- **Entries supplied**:
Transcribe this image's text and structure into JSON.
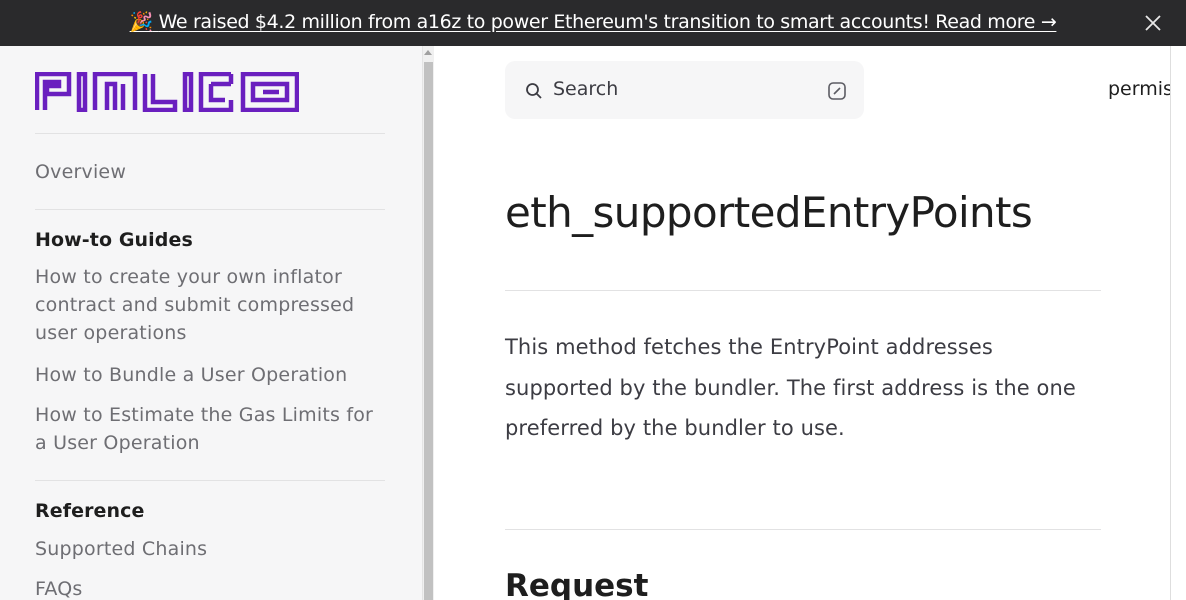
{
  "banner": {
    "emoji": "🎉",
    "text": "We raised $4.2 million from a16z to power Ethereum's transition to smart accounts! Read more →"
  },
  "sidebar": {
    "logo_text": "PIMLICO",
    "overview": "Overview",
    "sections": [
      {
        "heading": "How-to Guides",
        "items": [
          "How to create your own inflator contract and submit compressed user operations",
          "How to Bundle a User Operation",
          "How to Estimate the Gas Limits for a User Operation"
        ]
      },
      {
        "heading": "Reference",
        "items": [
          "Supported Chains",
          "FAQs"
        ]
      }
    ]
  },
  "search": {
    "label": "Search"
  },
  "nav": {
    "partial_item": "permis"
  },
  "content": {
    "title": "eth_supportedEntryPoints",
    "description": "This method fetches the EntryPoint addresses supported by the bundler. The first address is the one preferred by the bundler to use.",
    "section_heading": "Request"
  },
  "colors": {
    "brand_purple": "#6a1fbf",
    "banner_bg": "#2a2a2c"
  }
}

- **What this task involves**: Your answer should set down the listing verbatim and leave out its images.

- **Answer box**:
Transcribe this image's text and structure into JSON.
{
  "banner": {
    "emoji": "🎉",
    "text": "We raised $4.2 million from a16z to power Ethereum's transition to smart accounts! Read more →"
  },
  "sidebar": {
    "logo_text": "PIMLICO",
    "overview": "Overview",
    "sections": [
      {
        "heading": "How-to Guides",
        "items": [
          "How to create your own inflator contract and submit compressed user operations",
          "How to Bundle a User Operation",
          "How to Estimate the Gas Limits for a User Operation"
        ]
      },
      {
        "heading": "Reference",
        "items": [
          "Supported Chains",
          "FAQs"
        ]
      }
    ]
  },
  "search": {
    "label": "Search"
  },
  "nav": {
    "partial_item": "permis"
  },
  "content": {
    "title": "eth_supportedEntryPoints",
    "description": "This method fetches the EntryPoint addresses supported by the bundler. The first address is the one preferred by the bundler to use.",
    "section_heading": "Request"
  },
  "colors": {
    "brand_purple": "#6a1fbf",
    "banner_bg": "#2a2a2c"
  }
}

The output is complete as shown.